It will do so with a two-year, $150,000 renewable grant from the National Endowment for the Arts, and the vision of co-directors Thalia Goldstein, assistant professor of applied developmental psychology; Adam Winsler, professor of applied developmental psychology; and Kim Sheridan, associate professor of educational psychology.

The center also will partner with the Mason Community Arts Academy and the Virginia Repertory Theater in Richmond.

The center’s focus will be on theater, dance, music and the visual arts. Read the NEA's announcement here.

“The idea is doing a variety of research in the arts,” Goldstein said, “projects that are started within Mason’s departments of education and psychology, and also projects answering questions the National Endowment for the Arts or the arts partners might have. Everything that comes out of this will be jointly presented by the National Endowment for the Arts and George Mason.”

“What is most exciting is bringing the research together,” Sheridan said. “Developing a research center that not only allows the three of us to collaborate, but to reach out to the local arts community and research labs across the country, is a way to coordinate findings and methods and insights.”

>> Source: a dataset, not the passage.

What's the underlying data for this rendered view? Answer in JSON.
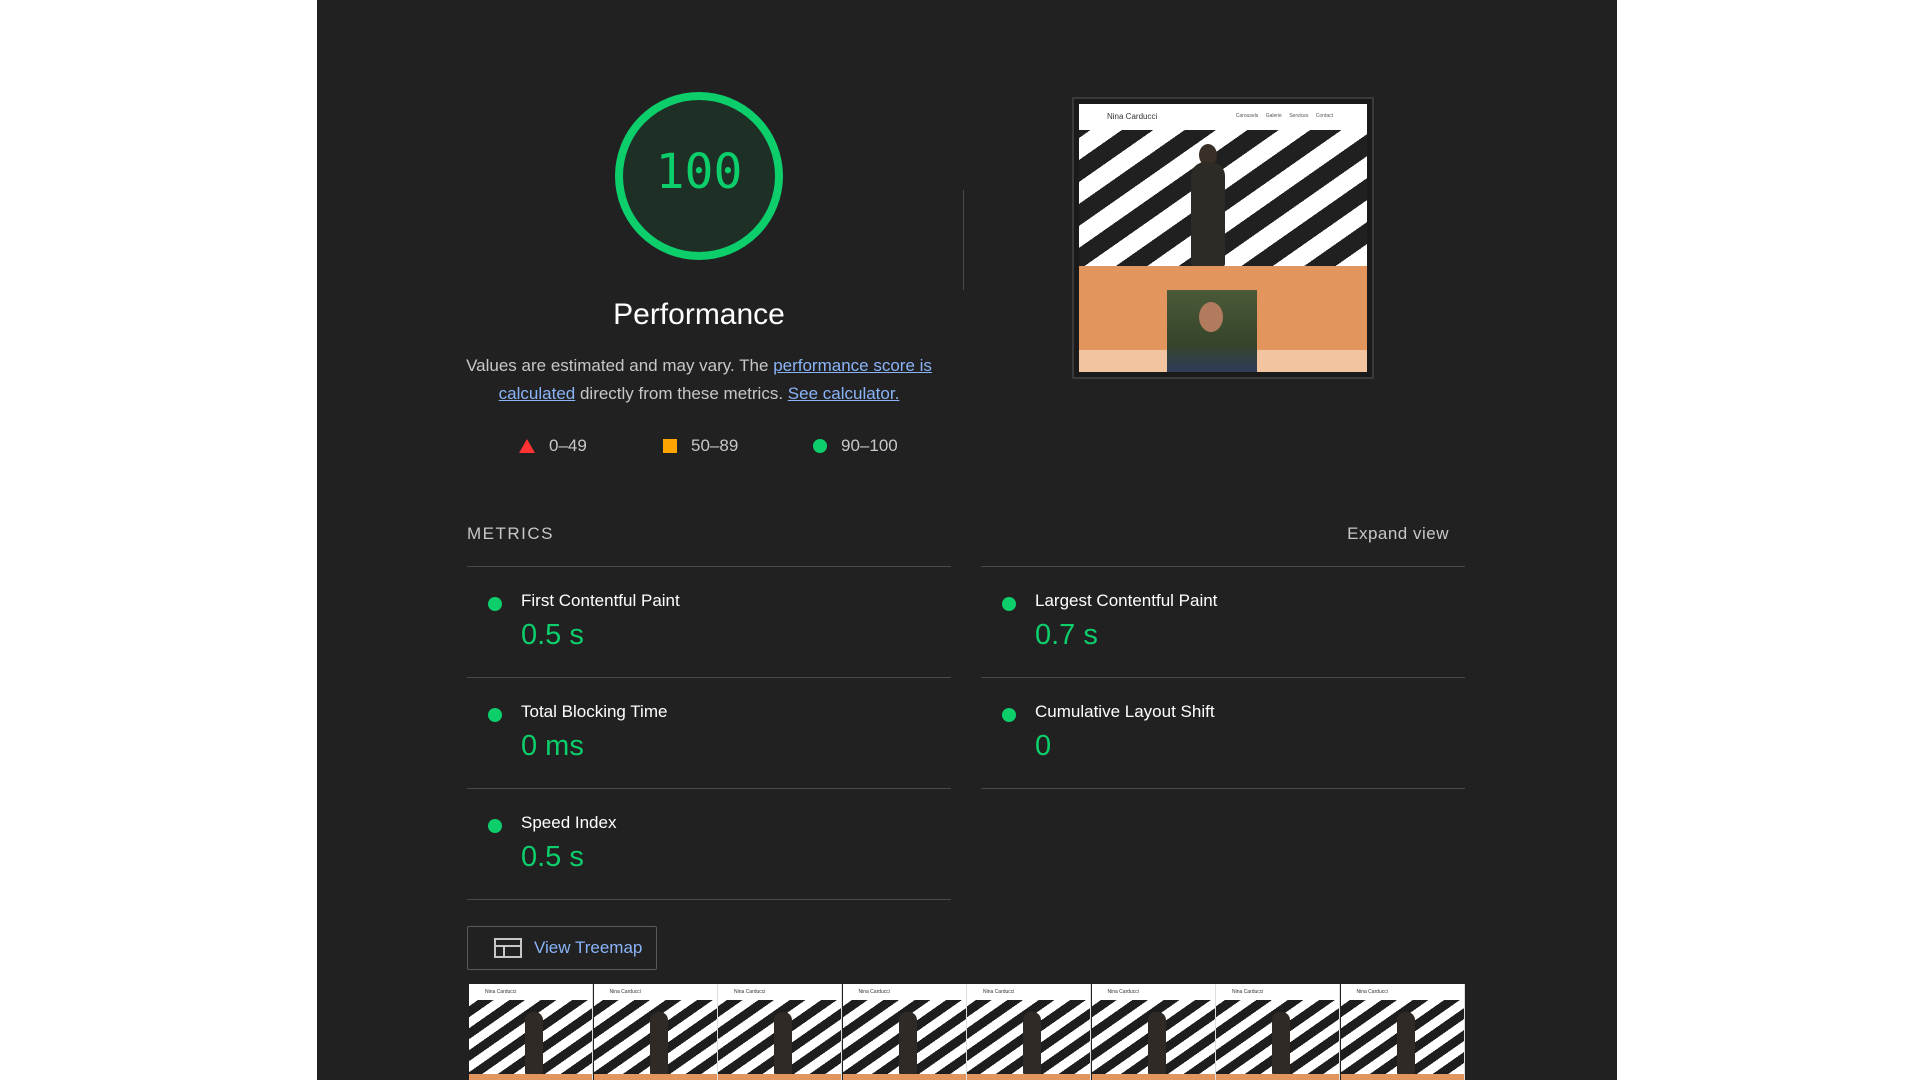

Sheridan’s research explores how arts classrooms support students’ sense of agency; that is, when they feel they are doing their own work and making their own decisions.

Goldstein will work with children enrolled in the camps and classes of the Mason Community Arts Academy. By bringing them into a lab space in David King Hall on the Fairfax Campus—a mini theater, she called it—and having them act out monologues and talk about characters, Goldstein will examine the students’ development of empathy and emotional control.

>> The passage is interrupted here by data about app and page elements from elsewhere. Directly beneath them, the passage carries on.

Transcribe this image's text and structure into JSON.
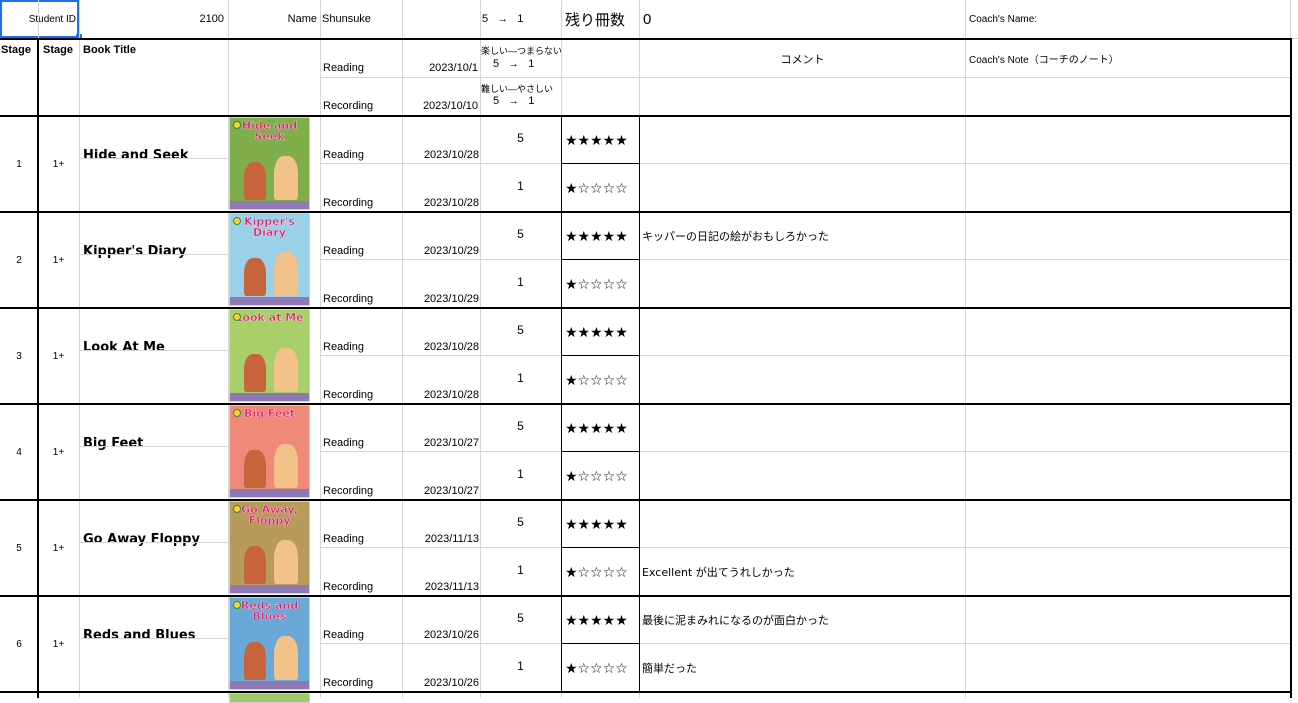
{
  "header": {
    "student_id_label": "Student ID",
    "student_id": "2100",
    "name_label": "Name",
    "name": "Shunsuke",
    "scale": "5 → 1",
    "remaining_label": "残り冊数",
    "remaining": "0",
    "coach_name_label": "Coach's Name:"
  },
  "columns": {
    "stage1": "Stage",
    "stage2": "Stage",
    "book_title": "Book Title",
    "comment": "コメント",
    "coach_note": "Coach's Note（コーチのノート）"
  },
  "legend": {
    "reading_label": "Reading",
    "reading_date": "2023/10/1",
    "recording_label": "Recording",
    "recording_date": "2023/10/10",
    "fun_caption": "楽しい—つまらない",
    "fun_scale": "5 → 1",
    "difficulty_caption": "難しい—やさしい",
    "difficulty_scale": "5 → 1"
  },
  "books": [
    {
      "num": "1",
      "stage": "1+",
      "title": "Hide and Seek",
      "cover_title": "Hide and Seek",
      "cover_color": "#7fae4a",
      "reading_date": "2023/10/28",
      "recording_date": "2023/10/28",
      "fun": "5",
      "difficulty": "1",
      "fun_stars": "★★★★★",
      "diff_stars": "★☆☆☆☆",
      "comment_reading": "",
      "comment_recording": ""
    },
    {
      "num": "2",
      "stage": "1+",
      "title": "Kipper's Diary",
      "cover_title": "Kipper's Diary",
      "cover_color": "#9ad0e8",
      "reading_date": "2023/10/29",
      "recording_date": "2023/10/29",
      "fun": "5",
      "difficulty": "1",
      "fun_stars": "★★★★★",
      "diff_stars": "★☆☆☆☆",
      "comment_reading": "キッパーの日記の絵がおもしろかった",
      "comment_recording": ""
    },
    {
      "num": "3",
      "stage": "1+",
      "title": "Look At Me",
      "cover_title": "Look at Me",
      "cover_color": "#a8cf6a",
      "reading_date": "2023/10/28",
      "recording_date": "2023/10/28",
      "fun": "5",
      "difficulty": "1",
      "fun_stars": "★★★★★",
      "diff_stars": "★☆☆☆☆",
      "comment_reading": "",
      "comment_recording": ""
    },
    {
      "num": "4",
      "stage": "1+",
      "title": "Big Feet",
      "cover_title": "Big Feet",
      "cover_color": "#f08a78",
      "reading_date": "2023/10/27",
      "recording_date": "2023/10/27",
      "fun": "5",
      "difficulty": "1",
      "fun_stars": "★★★★★",
      "diff_stars": "★☆☆☆☆",
      "comment_reading": "",
      "comment_recording": ""
    },
    {
      "num": "5",
      "stage": "1+",
      "title": "Go Away Floppy",
      "cover_title": "Go Away, Floppy",
      "cover_color": "#b89a5a",
      "reading_date": "2023/11/13",
      "recording_date": "2023/11/13",
      "fun": "5",
      "difficulty": "1",
      "fun_stars": "★★★★★",
      "diff_stars": "★☆☆☆☆",
      "comment_reading": "",
      "comment_recording": "Excellent が出てうれしかった"
    },
    {
      "num": "6",
      "stage": "1+",
      "title": "Reds and Blues",
      "cover_title": "Reds and Blues",
      "cover_color": "#6aa8d8",
      "reading_date": "2023/10/26",
      "recording_date": "2023/10/26",
      "fun": "5",
      "difficulty": "1",
      "fun_stars": "★★★★★",
      "diff_stars": "★☆☆☆☆",
      "comment_reading": "最後に泥まみれになるのが面白かった",
      "comment_recording": "簡単だった"
    }
  ],
  "row_labels": {
    "reading": "Reading",
    "recording": "Recording"
  },
  "colors": {
    "grid": "#d6d6d6",
    "border": "#000000",
    "cover_band": "#8e79b6",
    "selection": "#1a73e8"
  }
}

Winsler’s research, through his continuing study of 40,000 students, ages 4 through high school, in Miami-Dade County in Florida, will look at how participating in school arts classes has positive benefits for academic achievement and engagement.

“It’s going to be great,” Winsler said. “We have a great assortment of different types of studies planned for the upcoming years. We also hope to broaden the focus and bring in other researchers and artist and community members to understand about the arts and human development.”

“The idea is that this is step No. 1,” Goldstein said of the creation of MasonARC. “We’re going to build it from there.”